Health IT Leadership Summit: Technology in healthcare lagging behind other industries
The Metro Atlanta Chamber, TAG Health and the Georgia Department of Economic Development put on another successful Health IT Leadership Summit. While at the Summit, there was a common theme integrated in almost every discussion—healthcare technology isn’t up to speed compared to technology in other industries. While keeping this in mind, there was much discussion about the future of health IT and innovations on the horizon. Below, you will find several topics commonly discussed with regard to HIT trends in 2014.
Patient engagement. “Patient engagement,” a term that was dropped in almost every session, encompasses the direction and future of healthcare. Jeff Arnold, Chairman and CEO, Sharecare Health, discussed the growing importance of patient engagement as an integral aspect of achieving better care. The challenge of patient engagement is getting patients to take advantage of increased access to information and understand the benefits of engagement.
Reed Tuckson, MD, FACP, explained the need of advancing the field of assessment of individual engagement through computers, mobile, apps, etc. He offered that disseminating data through preferred individual engagement strategy will improve outcomes. Social networks are also becoming increasingly useful for patient engagement in that they drive consumer behavior. The focus on patient engagement should be continual throughout the care experience—from pre-registration to post-discharge. Engaging throughout a patient’s health journey is often the greatest challenge of engagement but it will lead to the overall goal of healthier, more engaged patients who are returning to their lives, not the hospital.
Data analytics. When panelists were asked which trend would most positively impact healthcare outcomes and quality of care, multiple experts identified data analytics as a game changer. Once data is analyzed, key indicators can be identified that will allow the industry to progress. Deb Cancilla, CIO of Grady Health System, described data analytics as the best tool to understand the information we’re collecting and the importance of using it to improve overall quality of care. Tuckson offered his insight on analytics and the need to liquify the results so they are easily accessible to patients for engagement.
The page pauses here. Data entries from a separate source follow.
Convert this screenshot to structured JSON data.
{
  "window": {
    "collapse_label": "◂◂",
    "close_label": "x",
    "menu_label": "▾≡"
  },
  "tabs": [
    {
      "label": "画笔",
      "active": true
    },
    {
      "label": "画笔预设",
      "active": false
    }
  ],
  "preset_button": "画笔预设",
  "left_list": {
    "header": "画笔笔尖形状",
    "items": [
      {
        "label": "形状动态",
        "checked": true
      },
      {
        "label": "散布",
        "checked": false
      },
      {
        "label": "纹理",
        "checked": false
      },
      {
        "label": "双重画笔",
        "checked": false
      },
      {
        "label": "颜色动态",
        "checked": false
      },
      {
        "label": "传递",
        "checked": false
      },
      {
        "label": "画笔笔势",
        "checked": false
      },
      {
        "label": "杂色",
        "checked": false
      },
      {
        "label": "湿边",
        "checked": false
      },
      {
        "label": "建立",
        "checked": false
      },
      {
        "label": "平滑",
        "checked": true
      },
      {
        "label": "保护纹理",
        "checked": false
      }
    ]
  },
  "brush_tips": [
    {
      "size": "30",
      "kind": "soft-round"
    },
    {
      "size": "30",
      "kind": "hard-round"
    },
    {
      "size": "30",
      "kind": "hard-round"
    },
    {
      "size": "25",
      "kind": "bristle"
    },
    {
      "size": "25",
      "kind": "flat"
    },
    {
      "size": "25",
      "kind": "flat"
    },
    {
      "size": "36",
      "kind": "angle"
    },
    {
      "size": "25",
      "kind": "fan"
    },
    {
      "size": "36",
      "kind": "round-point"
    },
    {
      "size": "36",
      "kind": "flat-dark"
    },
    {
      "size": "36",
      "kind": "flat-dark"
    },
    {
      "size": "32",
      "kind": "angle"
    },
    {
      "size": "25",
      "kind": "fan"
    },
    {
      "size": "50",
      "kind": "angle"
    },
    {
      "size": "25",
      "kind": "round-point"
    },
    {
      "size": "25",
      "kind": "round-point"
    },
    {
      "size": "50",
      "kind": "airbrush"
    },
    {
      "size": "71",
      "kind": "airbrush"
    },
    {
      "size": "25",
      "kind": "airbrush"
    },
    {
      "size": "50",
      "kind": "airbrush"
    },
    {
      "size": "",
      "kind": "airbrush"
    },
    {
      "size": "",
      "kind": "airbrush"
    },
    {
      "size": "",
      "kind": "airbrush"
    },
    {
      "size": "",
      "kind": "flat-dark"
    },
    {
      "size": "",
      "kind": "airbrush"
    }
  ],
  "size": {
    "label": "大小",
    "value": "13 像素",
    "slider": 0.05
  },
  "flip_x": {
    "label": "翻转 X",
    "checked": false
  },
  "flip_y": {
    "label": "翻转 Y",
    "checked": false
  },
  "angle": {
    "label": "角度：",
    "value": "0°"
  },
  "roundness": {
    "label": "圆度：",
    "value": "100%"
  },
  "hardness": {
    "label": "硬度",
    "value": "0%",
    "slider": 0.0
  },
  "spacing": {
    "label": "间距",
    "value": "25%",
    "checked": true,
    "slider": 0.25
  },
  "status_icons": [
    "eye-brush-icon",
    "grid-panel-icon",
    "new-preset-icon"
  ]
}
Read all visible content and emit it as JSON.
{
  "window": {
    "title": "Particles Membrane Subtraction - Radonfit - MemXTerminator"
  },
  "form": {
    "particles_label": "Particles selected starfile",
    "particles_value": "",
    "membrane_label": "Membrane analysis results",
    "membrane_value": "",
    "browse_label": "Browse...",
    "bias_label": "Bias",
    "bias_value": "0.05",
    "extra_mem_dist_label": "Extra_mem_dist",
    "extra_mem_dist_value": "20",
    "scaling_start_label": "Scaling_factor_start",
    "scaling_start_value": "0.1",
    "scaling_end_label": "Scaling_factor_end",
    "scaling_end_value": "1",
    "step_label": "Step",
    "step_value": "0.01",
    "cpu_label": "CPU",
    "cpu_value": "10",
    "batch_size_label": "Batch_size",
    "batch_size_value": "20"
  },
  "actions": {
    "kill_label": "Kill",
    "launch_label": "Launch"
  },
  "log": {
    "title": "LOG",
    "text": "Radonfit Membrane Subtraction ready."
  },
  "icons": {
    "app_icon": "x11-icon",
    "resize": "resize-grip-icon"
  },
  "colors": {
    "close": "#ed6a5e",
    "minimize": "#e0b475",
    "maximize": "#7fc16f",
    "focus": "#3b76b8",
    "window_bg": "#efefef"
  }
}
Electronic health records (EHRs). Healthcare IT is slowly catching up in the area of electronic health records. The greatest hurdle in healthcare is combining it with technology because of the personal nature of healthcare records and the compliance regulations set in place, which have hindered certain growth within EHRs. Despite compliance issues, great opportunity lies within EHRs as they have helped improve medical errors and contributed to better outcomes and higher quality of care.
In addition, EHRs can greatly contribute to patient engagement. Optimal consumer engagement depends on integrated digital support and access for consumers. EHR is an asset to data, making information readily available to the consumer. Tuckson offered an example of patient engagement tying into EHRs through a fitness app that incorporates health records while encouraging a commitment to personal health. Tuckson explained that the real revolution in EHRs and patient engagement will come from integrated and connected pieces like this. In this day in age, EHRs offer a more practical way to store health records, as most consumers prefer to receive information in a digital format and having all of this information in one central location is easily digestible.
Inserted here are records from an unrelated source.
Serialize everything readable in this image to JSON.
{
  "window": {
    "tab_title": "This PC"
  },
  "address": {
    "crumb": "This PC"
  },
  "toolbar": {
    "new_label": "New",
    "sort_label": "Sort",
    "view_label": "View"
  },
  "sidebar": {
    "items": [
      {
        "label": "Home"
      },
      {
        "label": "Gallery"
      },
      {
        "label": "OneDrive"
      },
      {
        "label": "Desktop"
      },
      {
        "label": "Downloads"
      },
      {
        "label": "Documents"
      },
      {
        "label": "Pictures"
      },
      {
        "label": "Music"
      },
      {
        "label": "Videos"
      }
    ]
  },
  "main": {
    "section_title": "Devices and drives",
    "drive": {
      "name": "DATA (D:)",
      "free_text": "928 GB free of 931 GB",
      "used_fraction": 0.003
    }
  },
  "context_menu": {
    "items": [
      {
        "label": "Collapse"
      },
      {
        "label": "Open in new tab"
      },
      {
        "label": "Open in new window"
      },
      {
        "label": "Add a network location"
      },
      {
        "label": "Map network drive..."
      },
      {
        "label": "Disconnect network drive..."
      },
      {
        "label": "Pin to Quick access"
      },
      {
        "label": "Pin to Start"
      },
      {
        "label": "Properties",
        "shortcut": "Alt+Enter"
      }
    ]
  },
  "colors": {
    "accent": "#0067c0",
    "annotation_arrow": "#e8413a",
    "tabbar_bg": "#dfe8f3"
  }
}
Disruptive technologies. Disruptive technologies in healthcare are new technologies that unexpectedly displace an established technology to provide more affordable and higher quality products and services. They disrupt and transform the healthcare market to improve patient outcomes and reduce cost. At the HIT Summit, we had a chance to hear from several healthcare experts regarding the disruptive technologies that will fill Healthcare Reform Act requirements and how they change the care model.
According to the panelists, coordination of information is critical in making the greatest impact in healthcare. Reiterating the importance of data in healthcare, the panelists offered that data is at the core of disruption and healthcare innovators must determine how to collect, apply and automate data to turn them into outcomes. In addition, we must stop thinking in silos, as the next phase of disruption is to stop disrupting on an individual basis and begin disrupting as a group—this is where we will see outcomes in the industry. Adding to this concept is that partnerships between hospitals and technology suppliers will contribute to successful disruptive technologies.
Overall, well-known health IT leaders brought deep insight into the future of the industry at the Summit. Integrating healthcare with technology is the biggest hurdle in healthcare because of the very personal nature of these records; however, these rising trends will allow healthcare technology to grow immensely.